Brief: Render every entry verbatim.
·····
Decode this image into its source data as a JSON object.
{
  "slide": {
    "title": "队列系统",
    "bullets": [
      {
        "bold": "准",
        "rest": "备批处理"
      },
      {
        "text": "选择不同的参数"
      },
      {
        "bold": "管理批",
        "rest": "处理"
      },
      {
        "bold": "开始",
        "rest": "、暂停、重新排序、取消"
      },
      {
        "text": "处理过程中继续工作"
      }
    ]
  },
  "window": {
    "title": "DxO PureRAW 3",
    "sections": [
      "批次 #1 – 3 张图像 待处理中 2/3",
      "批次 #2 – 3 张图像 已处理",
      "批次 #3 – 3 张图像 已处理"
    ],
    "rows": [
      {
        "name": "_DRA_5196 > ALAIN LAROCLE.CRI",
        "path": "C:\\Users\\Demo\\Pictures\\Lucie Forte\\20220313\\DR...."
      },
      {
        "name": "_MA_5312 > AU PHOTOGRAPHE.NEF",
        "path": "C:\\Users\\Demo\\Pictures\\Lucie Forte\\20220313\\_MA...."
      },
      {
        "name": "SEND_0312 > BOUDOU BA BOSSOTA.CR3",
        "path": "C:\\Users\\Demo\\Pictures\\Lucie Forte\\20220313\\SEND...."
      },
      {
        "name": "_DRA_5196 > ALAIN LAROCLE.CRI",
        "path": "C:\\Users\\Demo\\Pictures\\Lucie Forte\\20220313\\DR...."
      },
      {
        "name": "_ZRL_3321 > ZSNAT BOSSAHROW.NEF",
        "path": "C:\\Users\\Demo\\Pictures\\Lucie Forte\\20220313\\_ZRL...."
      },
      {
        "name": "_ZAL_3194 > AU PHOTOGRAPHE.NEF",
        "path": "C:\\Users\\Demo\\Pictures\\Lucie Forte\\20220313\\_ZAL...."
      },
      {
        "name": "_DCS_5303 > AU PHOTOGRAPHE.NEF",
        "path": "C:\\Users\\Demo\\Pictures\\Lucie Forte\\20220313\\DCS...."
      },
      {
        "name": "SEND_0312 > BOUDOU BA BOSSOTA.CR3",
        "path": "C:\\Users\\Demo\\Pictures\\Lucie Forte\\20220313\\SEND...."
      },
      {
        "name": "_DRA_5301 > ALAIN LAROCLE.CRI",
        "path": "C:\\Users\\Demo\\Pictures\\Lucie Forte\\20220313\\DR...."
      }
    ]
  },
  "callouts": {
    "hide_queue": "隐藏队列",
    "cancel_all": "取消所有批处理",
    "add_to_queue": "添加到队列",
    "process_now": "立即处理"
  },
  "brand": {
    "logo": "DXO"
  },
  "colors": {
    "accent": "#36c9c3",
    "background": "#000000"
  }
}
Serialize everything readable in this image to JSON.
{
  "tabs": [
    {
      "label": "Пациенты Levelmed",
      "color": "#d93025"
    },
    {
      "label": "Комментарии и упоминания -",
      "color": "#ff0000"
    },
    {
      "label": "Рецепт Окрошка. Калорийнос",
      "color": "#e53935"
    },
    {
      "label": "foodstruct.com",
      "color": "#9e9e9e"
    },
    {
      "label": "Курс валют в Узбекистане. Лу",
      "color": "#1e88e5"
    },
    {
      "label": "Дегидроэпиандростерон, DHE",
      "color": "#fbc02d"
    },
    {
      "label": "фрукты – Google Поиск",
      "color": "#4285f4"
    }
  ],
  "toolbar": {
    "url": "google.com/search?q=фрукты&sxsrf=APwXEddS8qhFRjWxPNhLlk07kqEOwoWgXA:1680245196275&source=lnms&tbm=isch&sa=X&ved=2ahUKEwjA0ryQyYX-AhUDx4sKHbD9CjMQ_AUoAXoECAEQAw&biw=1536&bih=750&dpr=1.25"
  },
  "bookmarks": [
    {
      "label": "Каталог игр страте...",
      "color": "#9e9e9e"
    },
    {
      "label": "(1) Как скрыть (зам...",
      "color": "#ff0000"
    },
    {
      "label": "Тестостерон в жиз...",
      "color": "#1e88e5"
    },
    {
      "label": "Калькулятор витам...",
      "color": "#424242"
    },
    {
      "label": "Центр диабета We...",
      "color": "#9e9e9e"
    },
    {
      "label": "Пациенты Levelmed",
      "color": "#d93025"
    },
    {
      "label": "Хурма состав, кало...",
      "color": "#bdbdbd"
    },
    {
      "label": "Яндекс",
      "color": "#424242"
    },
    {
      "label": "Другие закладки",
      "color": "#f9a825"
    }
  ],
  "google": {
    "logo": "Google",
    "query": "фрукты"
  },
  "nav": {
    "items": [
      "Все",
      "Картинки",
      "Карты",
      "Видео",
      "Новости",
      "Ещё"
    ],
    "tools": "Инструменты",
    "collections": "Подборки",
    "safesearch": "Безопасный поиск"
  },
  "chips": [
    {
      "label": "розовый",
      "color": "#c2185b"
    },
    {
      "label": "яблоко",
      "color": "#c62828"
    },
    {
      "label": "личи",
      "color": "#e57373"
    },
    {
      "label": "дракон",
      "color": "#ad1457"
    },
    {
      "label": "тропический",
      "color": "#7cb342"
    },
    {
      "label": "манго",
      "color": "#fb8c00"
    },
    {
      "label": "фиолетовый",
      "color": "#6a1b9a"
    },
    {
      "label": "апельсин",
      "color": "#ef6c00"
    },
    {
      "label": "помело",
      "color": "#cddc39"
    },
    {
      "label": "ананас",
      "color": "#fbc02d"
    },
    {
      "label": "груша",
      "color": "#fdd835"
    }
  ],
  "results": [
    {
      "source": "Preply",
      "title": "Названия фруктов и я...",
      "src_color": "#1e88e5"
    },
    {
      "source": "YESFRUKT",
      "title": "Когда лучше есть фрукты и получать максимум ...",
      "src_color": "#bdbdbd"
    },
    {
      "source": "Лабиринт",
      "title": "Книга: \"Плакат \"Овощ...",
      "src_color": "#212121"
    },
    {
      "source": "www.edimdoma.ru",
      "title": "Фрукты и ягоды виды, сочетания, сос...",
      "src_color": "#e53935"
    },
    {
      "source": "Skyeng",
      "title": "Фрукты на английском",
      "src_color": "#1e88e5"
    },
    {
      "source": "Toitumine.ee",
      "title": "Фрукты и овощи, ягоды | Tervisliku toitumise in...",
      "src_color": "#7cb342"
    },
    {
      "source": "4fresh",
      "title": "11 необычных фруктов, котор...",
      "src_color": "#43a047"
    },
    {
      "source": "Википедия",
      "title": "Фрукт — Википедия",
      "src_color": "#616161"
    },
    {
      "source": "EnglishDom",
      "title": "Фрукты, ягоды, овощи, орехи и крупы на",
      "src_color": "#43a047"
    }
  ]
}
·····
Output of the exercise:
Decode this image into its source data as a JSON object.
{
  "slide": {
    "title": "队列系统",
    "bullets": [
      {
        "bold": "准",
        "rest": "备批处理"
      },
      {
        "text": "选择不同的参数"
      },
      {
        "bold": "管理批",
        "rest": "处理"
      },
      {
        "bold": "开始",
        "rest": "、暂停、重新排序、取消"
      },
      {
        "text": "处理过程中继续工作"
      }
    ]
  },
  "window": {
    "title": "DxO PureRAW 3",
    "sections": [
      "批次 #1 – 3 张图像 待处理中 2/3",
      "批次 #2 – 3 张图像 已处理",
      "批次 #3 – 3 张图像 已处理"
    ],
    "rows": [
      {
        "name": "_DRA_5196 > ALAIN LAROCLE.CRI",
        "path": "C:\\Users\\Demo\\Pictures\\Lucie Forte\\20220313\\DR...."
      },
      {
        "name": "_MA_5312 > AU PHOTOGRAPHE.NEF",
        "path": "C:\\Users\\Demo\\Pictures\\Lucie Forte\\20220313\\_MA...."
      },
      {
        "name": "SEND_0312 > BOUDOU BA BOSSOTA.CR3",
        "path": "C:\\Users\\Demo\\Pictures\\Lucie Forte\\20220313\\SEND...."
      },
      {
        "name": "_DRA_5196 > ALAIN LAROCLE.CRI",
        "path": "C:\\Users\\Demo\\Pictures\\Lucie Forte\\20220313\\DR...."
      },
      {
        "name": "_ZRL_3321 > ZSNAT BOSSAHROW.NEF",
        "path": "C:\\Users\\Demo\\Pictures\\Lucie Forte\\20220313\\_ZRL...."
      },
      {
        "name": "_ZAL_3194 > AU PHOTOGRAPHE.NEF",
        "path": "C:\\Users\\Demo\\Pictures\\Lucie Forte\\20220313\\_ZAL...."
      },
      {
        "name": "_DCS_5303 > AU PHOTOGRAPHE.NEF",
        "path": "C:\\Users\\Demo\\Pictures\\Lucie Forte\\20220313\\DCS...."
      },
      {
        "name": "SEND_0312 > BOUDOU BA BOSSOTA.CR3",
        "path": "C:\\Users\\Demo\\Pictures\\Lucie Forte\\20220313\\SEND...."
      },
      {
        "name": "_DRA_5301 > ALAIN LAROCLE.CRI",
        "path": "C:\\Users\\Demo\\Pictures\\Lucie Forte\\20220313\\DR...."
      }
    ]
  },
  "callouts": {
    "hide_queue": "隐藏队列",
    "cancel_all": "取消所有批处理",
    "add_to_queue": "添加到队列",
    "process_now": "立即处理"
  },
  "brand": {
    "logo": "DXO"
  },
  "colors": {
    "accent": "#36c9c3",
    "background": "#000000"
  }
}
Serialize everything readable in this image to JSON.
{
  "tabs": [
    {
      "label": "Пациенты Levelmed",
      "color": "#d93025"
    },
    {
      "label": "Комментарии и упоминания -",
      "color": "#ff0000"
    },
    {
      "label": "Рецепт Окрошка. Калорийнос",
      "color": "#e53935"
    },
    {
      "label": "foodstruct.com",
      "color": "#9e9e9e"
    },
    {
      "label": "Курс валют в Узбекистане. Лу",
      "color": "#1e88e5"
    },
    {
      "label": "Дегидроэпиандростерон, DHE",
      "color": "#fbc02d"
    },
    {
      "label": "фрукты – Google Поиск",
      "color": "#4285f4"
    }
  ],
  "toolbar": {
    "url": "google.com/search?q=фрукты&sxsrf=APwXEddS8qhFRjWxPNhLlk07kqEOwoWgXA:1680245196275&source=lnms&tbm=isch&sa=X&ved=2ahUKEwjA0ryQyYX-AhUDx4sKHbD9CjMQ_AUoAXoECAEQAw&biw=1536&bih=750&dpr=1.25"
  },
  "bookmarks": [
    {
      "label": "Каталог игр страте...",
      "color": "#9e9e9e"
    },
    {
      "label": "(1) Как скрыть (зам...",
      "color": "#ff0000"
    },
    {
      "label": "Тестостерон в жиз...",
      "color": "#1e88e5"
    },
    {
      "label": "Калькулятор витам...",
      "color": "#424242"
    },
    {
      "label": "Центр диабета We...",
      "color": "#9e9e9e"
    },
    {
      "label": "Пациенты Levelmed",
      "color": "#d93025"
    },
    {
      "label": "Хурма состав, кало...",
      "color": "#bdbdbd"
    },
    {
      "label": "Яндекс",
      "color": "#424242"
    },
    {
      "label": "Другие закладки",
      "color": "#f9a825"
    }
  ],
  "google": {
    "logo": "Google",
    "query": "фрукты"
  },
  "nav": {
    "items": [
      "Все",
      "Картинки",
      "Карты",
      "Видео",
      "Новости",
      "Ещё"
    ],
    "tools": "Инструменты",
    "collections": "Подборки",
    "safesearch": "Безопасный поиск"
  },
  "chips": [
    {
      "label": "розовый",
      "color": "#c2185b"
    },
    {
      "label": "яблоко",
      "color": "#c62828"
    },
    {
      "label": "личи",
      "color": "#e57373"
    },
    {
      "label": "дракон",
      "color": "#ad1457"
    },
    {
      "label": "тропический",
      "color": "#7cb342"
    },
    {
      "label": "манго",
      "color": "#fb8c00"
    },
    {
      "label": "фиолетовый",
      "color": "#6a1b9a"
    },
    {
      "label": "апельсин",
      "color": "#ef6c00"
    },
    {
      "label": "помело",
      "color": "#cddc39"
    },
    {
      "label": "ананас",
      "color": "#fbc02d"
    },
    {
      "label": "груша",
      "color": "#fdd835"
    }
  ],
  "results": [
    {
      "source": "Preply",
      "title": "Названия фруктов и я...",
      "src_color": "#1e88e5"
    },
    {
      "source": "YESFRUKT",
      "title": "Когда лучше есть фрукты и получать максимум ...",
      "src_color": "#bdbdbd"
    },
    {
      "source": "Лабиринт",
      "title": "Книга: \"Плакат \"Овощ...",
      "src_color": "#212121"
    },
    {
      "source": "www.edimdoma.ru",
      "title": "Фрукты и ягоды виды, сочетания, сос...",
      "src_color": "#e53935"
    },
    {
      "source": "Skyeng",
      "title": "Фрукты на английском",
      "src_color": "#1e88e5"
    },
    {
      "source": "Toitumine.ee",
      "title": "Фрукты и овощи, ягоды | Tervisliku toitumise in...",
      "src_color": "#7cb342"
    },
    {
      "source": "4fresh",
      "title": "11 необычных фруктов, котор...",
      "src_color": "#43a047"
    },
    {
      "source": "Википедия",
      "title": "Фрукт — Википедия",
      "src_color": "#616161"
    },
    {
      "source": "EnglishDom",
      "title": "Фрукты, ягоды, овощи, орехи и крупы на",
      "src_color": "#43a047"
    }
  ]
}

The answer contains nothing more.